Independent credit rating agency S&P has issued a stark warning to state and territory governments to stop spending and warned that credit ratings would be at risk if spending continued at ‘pandemic stimulus’ spending levels.
Credit ratings are directly linked to interest costs on repaying state debt.
‘Federal and State governments rolled out a series of massive support packages to help keep businesses and households afloat,’ said S&P credit rating analyst Martin Foo.
Mr Foo went on to warn that S&P would closely monitor whether COVID-19 crisis budgets would be prolonged and rebranded as election budgets.
“This is exactly what Mr Malinauskas and Labor are promising with their reckless and unfunded $3 billion in election promises,” Treasurer Rob Lucas said.
“This is yet another example of the massive risk posed to our state’s economic recovery if Labor and Mr Malinauskas are put in charge of the state’s finances.
“Mr Malinauskas continues to refuse to say how he would pay for his $3 billion in election promises.
“Ultimately, it will be struggling families and businesses who will have to pay for Labor’s reckless spending through increased taxes, charges and levies, or other decisions which increase costs to them.
“Whether it’s a return to the massive hikes to ESL, water and power bills South Australian endured under the former Labor government, or whether they’ll introduce new taxes – households and businesses are in for a world of hip-pocket pain under Labor.”
The global pandemic has meant that all governments have incurred significant increases in government debt as they sought to save as many lives as possible and as many jobs and businesses as possible.
With interest rates rising, the attitude of credit rating agencies will be critical to SA’s credit rating and interest costs on repaying our debt.

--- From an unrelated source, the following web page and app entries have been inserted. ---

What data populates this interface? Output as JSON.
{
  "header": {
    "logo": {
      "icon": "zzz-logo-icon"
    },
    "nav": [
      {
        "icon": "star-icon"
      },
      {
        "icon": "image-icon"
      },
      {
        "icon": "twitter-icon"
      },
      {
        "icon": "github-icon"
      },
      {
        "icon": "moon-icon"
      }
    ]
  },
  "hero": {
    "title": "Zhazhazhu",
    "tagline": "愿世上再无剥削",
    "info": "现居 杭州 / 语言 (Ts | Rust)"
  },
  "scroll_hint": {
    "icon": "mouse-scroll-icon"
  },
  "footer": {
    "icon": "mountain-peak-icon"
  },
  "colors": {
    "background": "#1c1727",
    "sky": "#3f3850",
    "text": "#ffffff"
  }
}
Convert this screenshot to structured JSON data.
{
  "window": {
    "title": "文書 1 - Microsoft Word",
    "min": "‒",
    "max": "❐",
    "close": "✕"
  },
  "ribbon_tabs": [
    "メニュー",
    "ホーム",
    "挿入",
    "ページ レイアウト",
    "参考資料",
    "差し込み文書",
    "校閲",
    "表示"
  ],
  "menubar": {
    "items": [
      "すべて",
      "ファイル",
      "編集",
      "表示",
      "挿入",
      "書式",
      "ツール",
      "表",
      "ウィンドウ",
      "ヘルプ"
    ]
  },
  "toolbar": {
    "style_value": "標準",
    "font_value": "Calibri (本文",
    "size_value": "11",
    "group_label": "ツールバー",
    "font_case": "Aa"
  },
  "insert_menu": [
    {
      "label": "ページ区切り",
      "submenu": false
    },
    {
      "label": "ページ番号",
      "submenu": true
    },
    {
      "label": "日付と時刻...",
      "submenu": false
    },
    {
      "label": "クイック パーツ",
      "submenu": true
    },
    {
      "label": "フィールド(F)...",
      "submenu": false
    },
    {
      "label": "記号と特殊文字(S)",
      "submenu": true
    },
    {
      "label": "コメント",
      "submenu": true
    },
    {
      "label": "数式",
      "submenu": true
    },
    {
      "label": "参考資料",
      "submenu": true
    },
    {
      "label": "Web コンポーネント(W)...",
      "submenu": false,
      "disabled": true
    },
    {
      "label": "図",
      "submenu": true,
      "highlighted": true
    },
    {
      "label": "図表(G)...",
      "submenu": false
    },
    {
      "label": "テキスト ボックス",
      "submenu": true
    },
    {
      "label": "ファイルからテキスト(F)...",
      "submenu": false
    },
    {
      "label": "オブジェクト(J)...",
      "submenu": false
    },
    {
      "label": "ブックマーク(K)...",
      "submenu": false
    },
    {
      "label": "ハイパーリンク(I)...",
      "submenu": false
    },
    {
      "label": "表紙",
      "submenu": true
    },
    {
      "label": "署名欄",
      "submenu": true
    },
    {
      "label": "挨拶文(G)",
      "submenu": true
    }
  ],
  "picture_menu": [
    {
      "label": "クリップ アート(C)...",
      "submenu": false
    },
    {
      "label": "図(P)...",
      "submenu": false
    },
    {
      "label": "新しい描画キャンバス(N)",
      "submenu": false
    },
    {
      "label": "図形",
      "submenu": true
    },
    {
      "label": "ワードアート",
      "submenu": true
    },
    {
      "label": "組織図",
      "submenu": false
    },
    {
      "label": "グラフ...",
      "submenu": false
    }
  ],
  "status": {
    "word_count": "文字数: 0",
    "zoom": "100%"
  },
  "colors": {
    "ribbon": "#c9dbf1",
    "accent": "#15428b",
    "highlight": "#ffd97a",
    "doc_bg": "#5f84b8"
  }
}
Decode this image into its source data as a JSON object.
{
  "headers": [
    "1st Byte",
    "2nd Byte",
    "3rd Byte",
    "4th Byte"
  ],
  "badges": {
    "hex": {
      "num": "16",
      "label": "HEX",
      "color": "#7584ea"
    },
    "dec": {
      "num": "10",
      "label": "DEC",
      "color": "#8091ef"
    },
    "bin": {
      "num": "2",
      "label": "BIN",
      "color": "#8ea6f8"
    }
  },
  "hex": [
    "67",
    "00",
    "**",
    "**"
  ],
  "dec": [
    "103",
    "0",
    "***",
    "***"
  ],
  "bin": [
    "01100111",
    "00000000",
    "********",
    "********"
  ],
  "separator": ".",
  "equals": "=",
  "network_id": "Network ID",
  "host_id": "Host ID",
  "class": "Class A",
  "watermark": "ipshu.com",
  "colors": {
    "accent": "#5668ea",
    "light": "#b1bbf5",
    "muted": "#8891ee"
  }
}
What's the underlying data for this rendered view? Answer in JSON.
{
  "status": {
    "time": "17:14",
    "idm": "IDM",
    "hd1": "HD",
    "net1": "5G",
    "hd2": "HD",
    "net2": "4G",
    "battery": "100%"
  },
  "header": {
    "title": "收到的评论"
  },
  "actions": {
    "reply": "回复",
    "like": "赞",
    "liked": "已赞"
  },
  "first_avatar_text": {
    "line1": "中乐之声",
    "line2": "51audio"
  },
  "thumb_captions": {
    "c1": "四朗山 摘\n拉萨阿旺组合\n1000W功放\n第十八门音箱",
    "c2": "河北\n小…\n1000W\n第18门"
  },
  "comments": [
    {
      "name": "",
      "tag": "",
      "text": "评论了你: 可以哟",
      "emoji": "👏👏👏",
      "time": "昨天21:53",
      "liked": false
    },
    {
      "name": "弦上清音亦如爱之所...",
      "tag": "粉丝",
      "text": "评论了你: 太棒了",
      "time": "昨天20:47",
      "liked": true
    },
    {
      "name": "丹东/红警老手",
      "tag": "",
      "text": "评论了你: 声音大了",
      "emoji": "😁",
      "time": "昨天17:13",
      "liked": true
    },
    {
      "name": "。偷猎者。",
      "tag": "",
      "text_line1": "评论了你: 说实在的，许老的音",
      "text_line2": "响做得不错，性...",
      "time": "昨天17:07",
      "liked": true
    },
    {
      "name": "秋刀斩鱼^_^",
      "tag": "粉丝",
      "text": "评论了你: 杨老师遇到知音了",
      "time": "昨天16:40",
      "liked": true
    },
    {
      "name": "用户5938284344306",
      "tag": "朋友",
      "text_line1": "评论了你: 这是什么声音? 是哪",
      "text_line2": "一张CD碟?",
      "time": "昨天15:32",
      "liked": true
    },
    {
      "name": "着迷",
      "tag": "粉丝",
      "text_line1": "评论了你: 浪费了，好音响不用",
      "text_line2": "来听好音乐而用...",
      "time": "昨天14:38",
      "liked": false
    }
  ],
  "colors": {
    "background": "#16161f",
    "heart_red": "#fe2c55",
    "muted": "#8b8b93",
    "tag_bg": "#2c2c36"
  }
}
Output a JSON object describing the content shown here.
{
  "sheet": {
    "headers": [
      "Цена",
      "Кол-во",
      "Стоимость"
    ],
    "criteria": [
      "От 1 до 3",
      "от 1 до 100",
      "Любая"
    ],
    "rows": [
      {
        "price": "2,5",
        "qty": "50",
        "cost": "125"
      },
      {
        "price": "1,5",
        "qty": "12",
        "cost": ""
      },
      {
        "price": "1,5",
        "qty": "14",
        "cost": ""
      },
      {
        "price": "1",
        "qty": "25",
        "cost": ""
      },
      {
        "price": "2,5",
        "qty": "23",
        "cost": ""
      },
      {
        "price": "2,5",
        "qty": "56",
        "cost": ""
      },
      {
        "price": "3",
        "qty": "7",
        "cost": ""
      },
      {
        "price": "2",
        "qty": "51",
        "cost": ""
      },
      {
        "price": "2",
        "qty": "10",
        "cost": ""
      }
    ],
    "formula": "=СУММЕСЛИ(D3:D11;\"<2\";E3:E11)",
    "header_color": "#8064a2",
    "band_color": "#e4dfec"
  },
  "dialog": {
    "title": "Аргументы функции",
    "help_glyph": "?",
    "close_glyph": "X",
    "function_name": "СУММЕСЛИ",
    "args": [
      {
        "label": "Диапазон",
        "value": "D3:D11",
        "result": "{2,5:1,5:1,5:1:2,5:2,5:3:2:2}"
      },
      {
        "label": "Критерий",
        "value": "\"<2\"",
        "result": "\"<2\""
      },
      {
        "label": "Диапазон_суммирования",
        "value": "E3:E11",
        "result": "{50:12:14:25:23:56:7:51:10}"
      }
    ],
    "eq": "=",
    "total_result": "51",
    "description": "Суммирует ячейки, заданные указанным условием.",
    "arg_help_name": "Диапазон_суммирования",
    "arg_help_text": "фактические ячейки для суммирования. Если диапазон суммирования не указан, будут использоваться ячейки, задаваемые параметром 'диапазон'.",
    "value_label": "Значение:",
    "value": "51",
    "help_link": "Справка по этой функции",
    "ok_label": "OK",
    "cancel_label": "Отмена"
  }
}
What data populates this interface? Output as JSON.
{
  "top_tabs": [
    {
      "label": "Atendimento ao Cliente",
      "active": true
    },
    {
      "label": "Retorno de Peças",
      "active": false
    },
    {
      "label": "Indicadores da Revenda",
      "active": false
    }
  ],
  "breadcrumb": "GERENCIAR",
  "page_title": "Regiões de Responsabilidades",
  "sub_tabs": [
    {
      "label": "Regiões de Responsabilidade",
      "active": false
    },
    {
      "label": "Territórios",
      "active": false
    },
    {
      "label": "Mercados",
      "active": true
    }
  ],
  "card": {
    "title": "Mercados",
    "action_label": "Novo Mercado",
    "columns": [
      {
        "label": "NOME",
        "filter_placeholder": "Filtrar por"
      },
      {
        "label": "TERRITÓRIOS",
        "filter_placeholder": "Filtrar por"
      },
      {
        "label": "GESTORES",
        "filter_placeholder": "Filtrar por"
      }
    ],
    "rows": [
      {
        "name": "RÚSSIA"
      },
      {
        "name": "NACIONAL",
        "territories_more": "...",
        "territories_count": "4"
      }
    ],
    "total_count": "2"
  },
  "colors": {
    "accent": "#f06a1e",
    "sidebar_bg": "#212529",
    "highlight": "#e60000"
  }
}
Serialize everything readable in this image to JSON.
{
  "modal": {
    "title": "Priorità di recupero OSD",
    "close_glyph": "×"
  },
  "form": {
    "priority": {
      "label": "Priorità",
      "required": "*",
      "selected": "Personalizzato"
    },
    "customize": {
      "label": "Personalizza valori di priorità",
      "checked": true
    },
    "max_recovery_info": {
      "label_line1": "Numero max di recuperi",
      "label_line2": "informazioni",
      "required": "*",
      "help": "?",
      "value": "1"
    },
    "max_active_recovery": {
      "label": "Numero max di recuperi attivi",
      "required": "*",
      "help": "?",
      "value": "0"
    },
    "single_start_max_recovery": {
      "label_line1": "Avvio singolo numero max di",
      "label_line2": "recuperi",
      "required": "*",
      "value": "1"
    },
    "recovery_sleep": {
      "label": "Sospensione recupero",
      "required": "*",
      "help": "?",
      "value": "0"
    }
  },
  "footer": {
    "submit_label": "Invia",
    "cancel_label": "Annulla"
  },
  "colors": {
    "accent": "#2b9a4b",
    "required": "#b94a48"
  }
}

Over the last four years, whilst other states have had their ratings reduced, the Marshall Liberal Government has actually achieved an improvement in our credit rating from AA to AA+.